WORK TO COMPLETE →
For this exercise, write out the whole listing below exactly, omitting its images.

SUPPLIED ENTRIES →
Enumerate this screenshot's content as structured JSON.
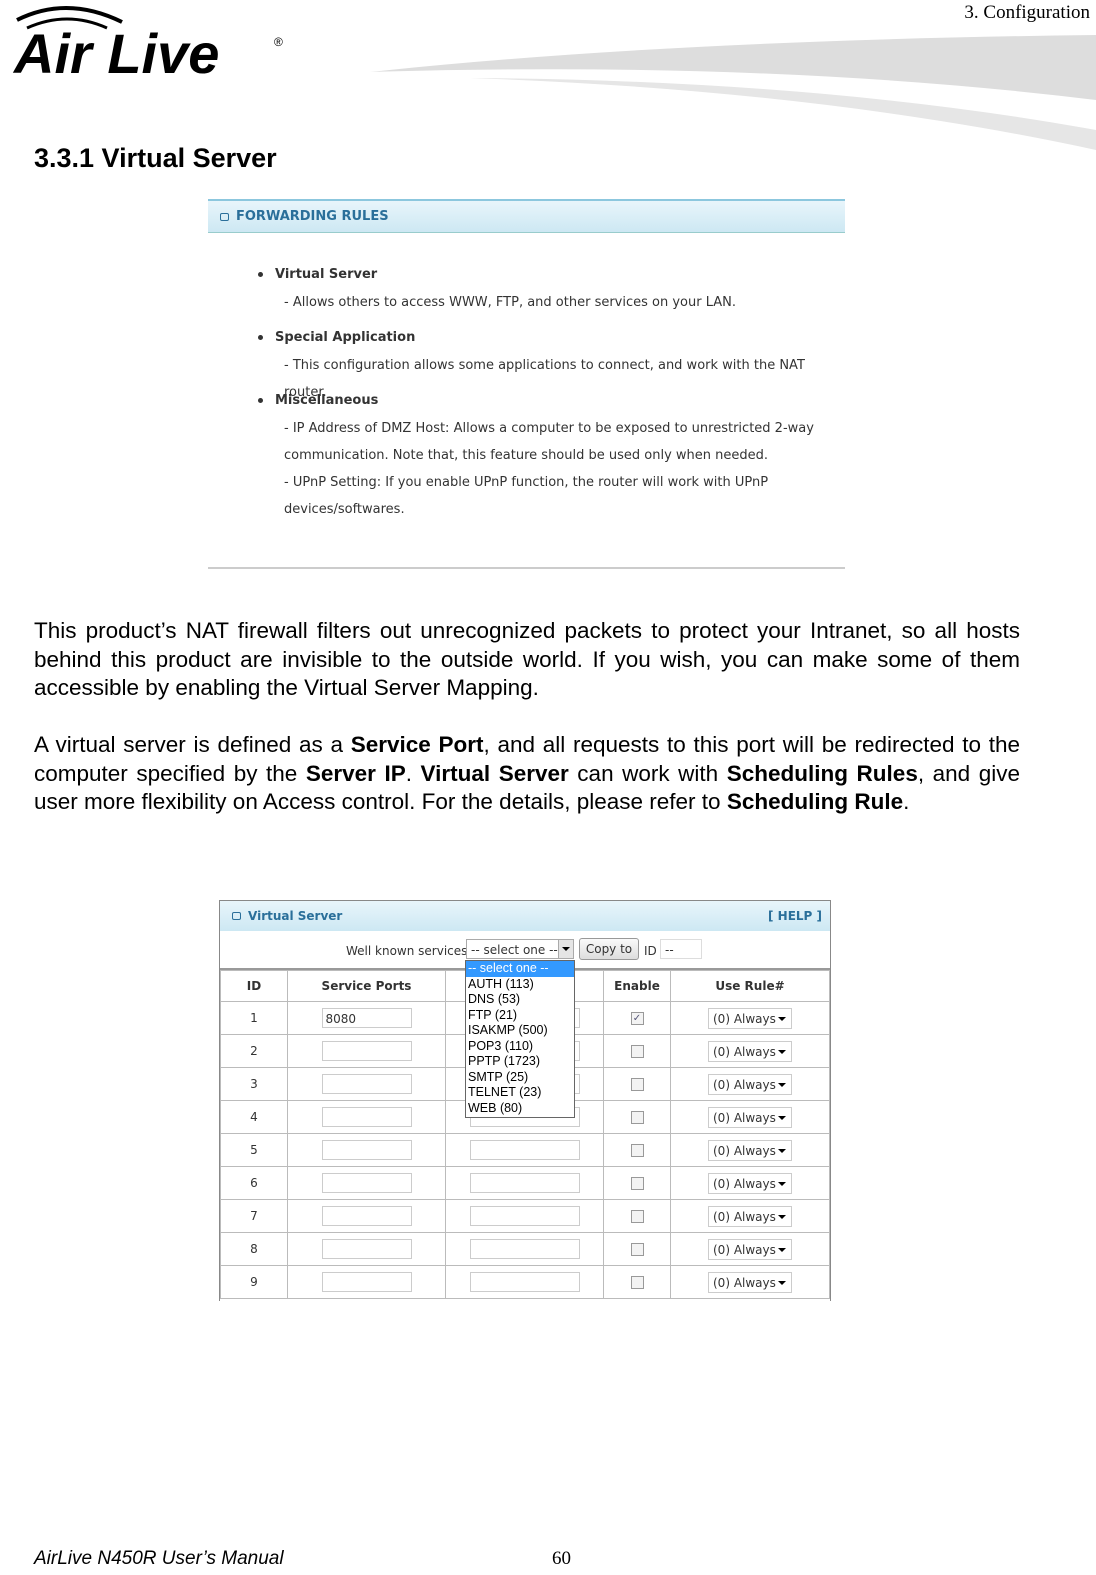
{
  "header": {
    "chapter": "3.  Configuration",
    "logo_text": "Air Live"
  },
  "section_title": "3.3.1 Virtual Server",
  "forwarding_rules": {
    "title": "FORWARDING RULES",
    "items": [
      {
        "label": "Virtual Server",
        "desc": [
          "- Allows others to access WWW, FTP, and other services on your LAN."
        ]
      },
      {
        "label": "Special Application",
        "desc": [
          "- This configuration allows some applications to connect, and work with the NAT router."
        ]
      },
      {
        "label": "Miscellaneous",
        "desc": [
          "- IP Address of DMZ Host: Allows a computer to be exposed to unrestricted 2-way",
          "communication. Note that, this feature should be used only when needed.",
          "- UPnP Setting: If you enable UPnP function, the router will work with UPnP",
          "devices/softwares."
        ]
      }
    ]
  },
  "para1": "This product’s NAT firewall filters out unrecognized packets to protect your Intranet, so all hosts behind this product are invisible to the outside world. If you wish, you can make some of them accessible by enabling the Virtual Server Mapping.",
  "para2": {
    "t1": "A virtual server is defined as a ",
    "b1": "Service Port",
    "t2": ", and all requests to this port will be redirected to the computer specified by the ",
    "b2": "Server IP",
    "t3": ". ",
    "b3": "Virtual Server",
    "t4": " can work with ",
    "b4": "Scheduling Rules",
    "t5": ", and give user more flexibility on Access control. For the details, please refer to ",
    "b5": "Scheduling Rule",
    "t6": "."
  },
  "virtual_server": {
    "title": "Virtual Server",
    "help": "[ HELP ]",
    "well_known_label": "Well known services",
    "selected_service": "-- select one --",
    "copy_button": "Copy to",
    "id_label": "ID",
    "id_value": "--",
    "dropdown_options": [
      "-- select one --",
      "AUTH (113)",
      "DNS (53)",
      "FTP (21)",
      "ISAKMP (500)",
      "POP3 (110)",
      "PPTP (1723)",
      "SMTP (25)",
      "TELNET (23)",
      "WEB (80)"
    ],
    "columns": [
      "ID",
      "Service Ports",
      "",
      "Enable",
      "Use Rule#"
    ],
    "rows": [
      {
        "id": "1",
        "port": "8080",
        "enabled": true,
        "rule": "(0) Always"
      },
      {
        "id": "2",
        "port": "",
        "enabled": false,
        "rule": "(0) Always"
      },
      {
        "id": "3",
        "port": "",
        "enabled": false,
        "rule": "(0) Always"
      },
      {
        "id": "4",
        "port": "",
        "enabled": false,
        "rule": "(0) Always"
      },
      {
        "id": "5",
        "port": "",
        "enabled": false,
        "rule": "(0) Always"
      },
      {
        "id": "6",
        "port": "",
        "enabled": false,
        "rule": "(0) Always"
      },
      {
        "id": "7",
        "port": "",
        "enabled": false,
        "rule": "(0) Always"
      },
      {
        "id": "8",
        "port": "",
        "enabled": false,
        "rule": "(0) Always"
      },
      {
        "id": "9",
        "port": "",
        "enabled": false,
        "rule": "(0) Always"
      }
    ]
  },
  "footer": {
    "manual": "AirLive N450R User’s Manual",
    "page": "60"
  }
}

ANSWER SECTION →
Enumerate this screenshot's content as structured JSON.
{
  "header": {
    "chapter": "3.  Configuration",
    "logo_text": "Air Live"
  },
  "section_title": "3.3.1 Virtual Server",
  "forwarding_rules": {
    "title": "FORWARDING RULES",
    "items": [
      {
        "label": "Virtual Server",
        "desc": [
          "- Allows others to access WWW, FTP, and other services on your LAN."
        ]
      },
      {
        "label": "Special Application",
        "desc": [
          "- This configuration allows some applications to connect, and work with the NAT router."
        ]
      },
      {
        "label": "Miscellaneous",
        "desc": [
          "- IP Address of DMZ Host: Allows a computer to be exposed to unrestricted 2-way",
          "communication. Note that, this feature should be used only when needed.",
          "- UPnP Setting: If you enable UPnP function, the router will work with UPnP",
          "devices/softwares."
        ]
      }
    ]
  },
  "para1": "This product’s NAT firewall filters out unrecognized packets to protect your Intranet, so all hosts behind this product are invisible to the outside world. If you wish, you can make some of them accessible by enabling the Virtual Server Mapping.",
  "para2": {
    "t1": "A virtual server is defined as a ",
    "b1": "Service Port",
    "t2": ", and all requests to this port will be redirected to the computer specified by the ",
    "b2": "Server IP",
    "t3": ". ",
    "b3": "Virtual Server",
    "t4": " can work with ",
    "b4": "Scheduling Rules",
    "t5": ", and give user more flexibility on Access control. For the details, please refer to ",
    "b5": "Scheduling Rule",
    "t6": "."
  },
  "virtual_server": {
    "title": "Virtual Server",
    "help": "[ HELP ]",
    "well_known_label": "Well known services",
    "selected_service": "-- select one --",
    "copy_button": "Copy to",
    "id_label": "ID",
    "id_value": "--",
    "dropdown_options": [
      "-- select one --",
      "AUTH (113)",
      "DNS (53)",
      "FTP (21)",
      "ISAKMP (500)",
      "POP3 (110)",
      "PPTP (1723)",
      "SMTP (25)",
      "TELNET (23)",
      "WEB (80)"
    ],
    "columns": [
      "ID",
      "Service Ports",
      "",
      "Enable",
      "Use Rule#"
    ],
    "rows": [
      {
        "id": "1",
        "port": "8080",
        "enabled": true,
        "rule": "(0) Always"
      },
      {
        "id": "2",
        "port": "",
        "enabled": false,
        "rule": "(0) Always"
      },
      {
        "id": "3",
        "port": "",
        "enabled": false,
        "rule": "(0) Always"
      },
      {
        "id": "4",
        "port": "",
        "enabled": false,
        "rule": "(0) Always"
      },
      {
        "id": "5",
        "port": "",
        "enabled": false,
        "rule": "(0) Always"
      },
      {
        "id": "6",
        "port": "",
        "enabled": false,
        "rule": "(0) Always"
      },
      {
        "id": "7",
        "port": "",
        "enabled": false,
        "rule": "(0) Always"
      },
      {
        "id": "8",
        "port": "",
        "enabled": false,
        "rule": "(0) Always"
      },
      {
        "id": "9",
        "port": "",
        "enabled": false,
        "rule": "(0) Always"
      }
    ]
  },
  "footer": {
    "manual": "AirLive N450R User’s Manual",
    "page": "60"
  }
}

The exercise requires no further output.